A growing consumer backlash against new wireless digital technology for measuring power usage is slowing U.S. utilities’ $29 billion effort to upgrade their networks.
States including Maine, California and Vermont have responded to customer concerns about higher bills and safety by offering them the option of keeping their conventional devices for an extra charge.
The fee may discourage drop-outs from the “smart-meter” program, in which household usage data is transmitted over radio waves to local utilities such as Central Maine Power, PG&E and Central Vermont Public Service, which can use the information to charge higher rates during times of peak demand.
“Charging fees for opting out is pretty outrageous,” said Charles Acquard, executive director of National Association of State Utility Consumer Advocates, which represents 44 consumer groups in 40 states.

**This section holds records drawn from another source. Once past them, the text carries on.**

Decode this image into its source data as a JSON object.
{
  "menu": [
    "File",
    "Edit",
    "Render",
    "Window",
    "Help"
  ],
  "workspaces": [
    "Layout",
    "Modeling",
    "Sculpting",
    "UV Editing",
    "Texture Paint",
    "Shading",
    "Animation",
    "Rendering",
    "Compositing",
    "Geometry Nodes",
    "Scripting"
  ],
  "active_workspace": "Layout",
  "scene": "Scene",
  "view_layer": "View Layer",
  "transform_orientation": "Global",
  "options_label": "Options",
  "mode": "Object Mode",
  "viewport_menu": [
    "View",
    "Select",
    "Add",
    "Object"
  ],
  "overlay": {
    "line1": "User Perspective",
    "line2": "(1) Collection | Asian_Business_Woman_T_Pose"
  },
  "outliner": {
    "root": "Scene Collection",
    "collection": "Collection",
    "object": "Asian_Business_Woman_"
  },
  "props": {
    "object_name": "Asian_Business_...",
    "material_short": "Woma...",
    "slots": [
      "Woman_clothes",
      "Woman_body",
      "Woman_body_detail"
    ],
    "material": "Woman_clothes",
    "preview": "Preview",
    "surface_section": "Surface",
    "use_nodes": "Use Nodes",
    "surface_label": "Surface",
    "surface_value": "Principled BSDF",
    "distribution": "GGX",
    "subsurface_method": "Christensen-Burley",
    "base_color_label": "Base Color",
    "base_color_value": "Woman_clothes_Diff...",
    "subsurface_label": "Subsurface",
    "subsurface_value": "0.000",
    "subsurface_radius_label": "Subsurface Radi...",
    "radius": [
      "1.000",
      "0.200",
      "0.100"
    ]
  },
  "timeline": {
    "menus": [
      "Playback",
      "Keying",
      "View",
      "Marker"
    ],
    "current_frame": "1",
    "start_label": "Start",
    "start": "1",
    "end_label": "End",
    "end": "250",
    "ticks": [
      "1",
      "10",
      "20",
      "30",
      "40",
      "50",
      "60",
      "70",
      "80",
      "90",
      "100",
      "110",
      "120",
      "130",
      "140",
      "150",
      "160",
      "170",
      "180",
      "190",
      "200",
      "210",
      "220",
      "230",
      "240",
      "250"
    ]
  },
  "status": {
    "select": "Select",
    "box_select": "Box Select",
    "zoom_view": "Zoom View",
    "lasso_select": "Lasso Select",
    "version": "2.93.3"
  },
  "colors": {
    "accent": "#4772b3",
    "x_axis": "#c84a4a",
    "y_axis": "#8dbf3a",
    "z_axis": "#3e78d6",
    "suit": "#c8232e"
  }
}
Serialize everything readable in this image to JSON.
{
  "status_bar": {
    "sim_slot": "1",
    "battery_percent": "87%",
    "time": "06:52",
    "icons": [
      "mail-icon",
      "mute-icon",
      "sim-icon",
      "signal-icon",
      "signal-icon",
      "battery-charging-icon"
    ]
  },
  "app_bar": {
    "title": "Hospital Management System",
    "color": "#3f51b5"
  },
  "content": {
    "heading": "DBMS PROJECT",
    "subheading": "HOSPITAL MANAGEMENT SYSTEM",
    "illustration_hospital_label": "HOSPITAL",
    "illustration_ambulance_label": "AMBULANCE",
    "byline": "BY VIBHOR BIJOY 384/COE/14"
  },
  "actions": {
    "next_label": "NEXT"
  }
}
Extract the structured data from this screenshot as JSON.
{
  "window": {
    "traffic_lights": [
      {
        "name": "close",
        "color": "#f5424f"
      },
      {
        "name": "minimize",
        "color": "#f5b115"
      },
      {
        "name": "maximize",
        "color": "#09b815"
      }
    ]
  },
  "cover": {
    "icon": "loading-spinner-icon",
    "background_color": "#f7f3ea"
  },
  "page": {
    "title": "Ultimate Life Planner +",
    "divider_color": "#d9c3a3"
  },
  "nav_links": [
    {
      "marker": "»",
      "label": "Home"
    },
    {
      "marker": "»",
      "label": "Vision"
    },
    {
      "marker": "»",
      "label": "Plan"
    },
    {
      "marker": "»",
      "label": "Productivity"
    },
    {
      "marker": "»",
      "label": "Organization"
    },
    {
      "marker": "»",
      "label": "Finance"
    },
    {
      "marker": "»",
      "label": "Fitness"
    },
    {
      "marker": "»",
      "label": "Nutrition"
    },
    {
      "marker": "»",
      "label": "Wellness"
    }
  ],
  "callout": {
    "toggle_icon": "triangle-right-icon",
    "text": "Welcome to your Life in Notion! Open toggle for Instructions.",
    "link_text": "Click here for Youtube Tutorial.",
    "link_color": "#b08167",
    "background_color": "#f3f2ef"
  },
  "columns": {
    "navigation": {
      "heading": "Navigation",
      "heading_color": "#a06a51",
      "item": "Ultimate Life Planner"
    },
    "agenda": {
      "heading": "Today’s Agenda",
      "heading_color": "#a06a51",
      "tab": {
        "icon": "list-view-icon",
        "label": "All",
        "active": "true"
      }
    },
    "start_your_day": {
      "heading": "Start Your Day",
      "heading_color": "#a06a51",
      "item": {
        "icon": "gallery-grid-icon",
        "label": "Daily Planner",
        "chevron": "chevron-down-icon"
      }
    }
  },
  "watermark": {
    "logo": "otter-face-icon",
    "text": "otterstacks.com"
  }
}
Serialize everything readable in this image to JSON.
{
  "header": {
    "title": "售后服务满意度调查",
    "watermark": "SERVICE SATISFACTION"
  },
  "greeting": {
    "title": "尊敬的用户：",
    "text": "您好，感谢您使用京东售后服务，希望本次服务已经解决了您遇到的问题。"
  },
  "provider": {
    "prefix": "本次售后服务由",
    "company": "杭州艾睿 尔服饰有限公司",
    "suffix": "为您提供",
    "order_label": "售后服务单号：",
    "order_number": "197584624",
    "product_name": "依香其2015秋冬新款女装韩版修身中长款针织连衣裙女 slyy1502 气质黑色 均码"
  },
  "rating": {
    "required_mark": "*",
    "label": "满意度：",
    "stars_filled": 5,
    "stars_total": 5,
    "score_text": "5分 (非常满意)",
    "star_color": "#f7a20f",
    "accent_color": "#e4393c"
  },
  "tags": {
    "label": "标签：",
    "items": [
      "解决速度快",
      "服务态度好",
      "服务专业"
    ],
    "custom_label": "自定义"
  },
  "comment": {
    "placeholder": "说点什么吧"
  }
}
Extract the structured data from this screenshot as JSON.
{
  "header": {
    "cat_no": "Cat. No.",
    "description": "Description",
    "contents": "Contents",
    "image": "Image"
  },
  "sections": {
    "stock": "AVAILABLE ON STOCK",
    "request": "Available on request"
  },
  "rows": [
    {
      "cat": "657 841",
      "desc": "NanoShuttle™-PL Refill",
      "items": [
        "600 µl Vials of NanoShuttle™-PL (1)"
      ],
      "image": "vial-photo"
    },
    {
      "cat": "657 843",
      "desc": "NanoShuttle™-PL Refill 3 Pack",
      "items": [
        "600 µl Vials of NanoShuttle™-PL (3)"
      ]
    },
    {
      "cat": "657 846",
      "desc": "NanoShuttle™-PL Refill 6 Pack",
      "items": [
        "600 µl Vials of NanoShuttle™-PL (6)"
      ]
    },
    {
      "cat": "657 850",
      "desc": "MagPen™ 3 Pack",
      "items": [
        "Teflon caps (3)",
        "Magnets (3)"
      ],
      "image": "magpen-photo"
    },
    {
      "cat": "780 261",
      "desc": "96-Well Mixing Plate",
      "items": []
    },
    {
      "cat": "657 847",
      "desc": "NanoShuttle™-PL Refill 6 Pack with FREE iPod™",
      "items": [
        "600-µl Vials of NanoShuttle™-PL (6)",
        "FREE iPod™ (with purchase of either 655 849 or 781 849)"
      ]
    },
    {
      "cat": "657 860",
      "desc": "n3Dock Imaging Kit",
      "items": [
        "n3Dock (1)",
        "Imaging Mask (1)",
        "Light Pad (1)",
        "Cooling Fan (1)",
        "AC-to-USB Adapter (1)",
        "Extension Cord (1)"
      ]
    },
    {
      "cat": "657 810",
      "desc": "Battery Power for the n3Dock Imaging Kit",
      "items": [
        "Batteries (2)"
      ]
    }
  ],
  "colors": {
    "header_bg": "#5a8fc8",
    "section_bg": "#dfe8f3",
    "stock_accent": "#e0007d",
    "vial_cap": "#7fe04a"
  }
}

Escalating consumer opposition is delaying efforts to deliver power more efficiently because the gadgets anchor next-generation transmission grids. Several utilities, including one owned by Warren Buffett’s Berkshire Hathaway, are holding off on roll-out plans until regulators decide whether they can force consumers to pay costs for the technology that utilities also refuse to pick up.
Smart meters, so called because they allow real-time usage monitoring, originally were pitched by the industry as a boon to consumers for increasing control over consumption. While the effort won grants from the Obama administration, consumer advocates say benefits have yet to materialize as promised.
A minority of customers complained the devices instead raise their bills, compromise privacy and risk their health with electro-magnetic fields emitted by the wireless technology. The devices also promise to save utilities money by eliminating meter readers, shortening response times to power failures, and allowing for remote switching when turning service on or off.
While the companies anticipate cost savings, they’ve pushed for the expense of buying and installing the new meters to be passed on through customer bills.
The meters are key to the “smart grid” being rolled out nationwide to increase delivery flexibility. Investment by utilities in the new grid has totaled $15.4 billion through the first quarter of 2012 and is projected to increase by another $13.4 billion through 2015, said Theodore Hesser, an analyst for Bloomberg New Energy Finance.
Not all companies are plowing ahead. In November, MidAmerican Energy, a utility owned by Buffett’s Berkshire Hathaway, told Iowa regulators it was waiting to deploy electric smart meters while it assesses how other power companies address complaints.
Alliant Energy’s Iowa utility told state regulators that concerns about raising customer bills and rapidly changing technology were among the reasons keeping it on the sidelines.
Last fall, Connecticut delayed its decision on Northeast Utilities’ proposal to install 1.2 million smart meters, saying it needed time to establish a state policy on the technology.
Edison International’s Southern California Edison, the state’s second-largest utility, said about 28,000 customers have asked for a delay of a smart meter installation out of 4.9 million customers, said Ken Devore, director of the utility’s smart grid program.
That will not interfere with its program that can offer benefits to its customers such as tracking and saving on energy use, he said. “These are safe, secure and high quality devices,” he said.
An increasing number of states are moving to motivate consumers to go along by permitting utilities to charge those who refuse the meters to pay an extra monthly fee. State regulators see “smart” technology as a way of reducing power consumption during periods of peak demand, reducing the need to build expensive power plants and easing the potential for black-outs from capacity that can’t keep up with urban growth.
Nine U.S. states including Texas and Michigan are either considering allowing customers to decline a smart meter or are allowing for that option, according to state regulatory filings and an April 2012 report from the Edison Electric Institute, a Washington-based industry lobbying group.
Regulators and utilities also point to government studies that say the devices are safe. In 2011, the California Council on Science and Technology, a state-created technology advisory board, said in a report it found no evidence from scientific studies that smart meters were harmful and the devices emit far less radio-frequency energy than microwaves or mobile phones.
Smart meters must meet Federal Communications Commission guidelines on emission levels and those that meet the standards and are installed properly are safe, agency spokesman Neil Grace said.
California regulators have approved smart meter programs and decided households that don’t want a wireless unit should pay for the costs of continuing to use their old devices, said Terrie Prosper, spokeswoman for the California Public Utilities Commission.
Utilities, which back the state-imposed fees, say charging consumers for keeping their old mechanical meters will pay for the workers dispatched to homes and businesses each month to record usage by hand, the old-fashioned way.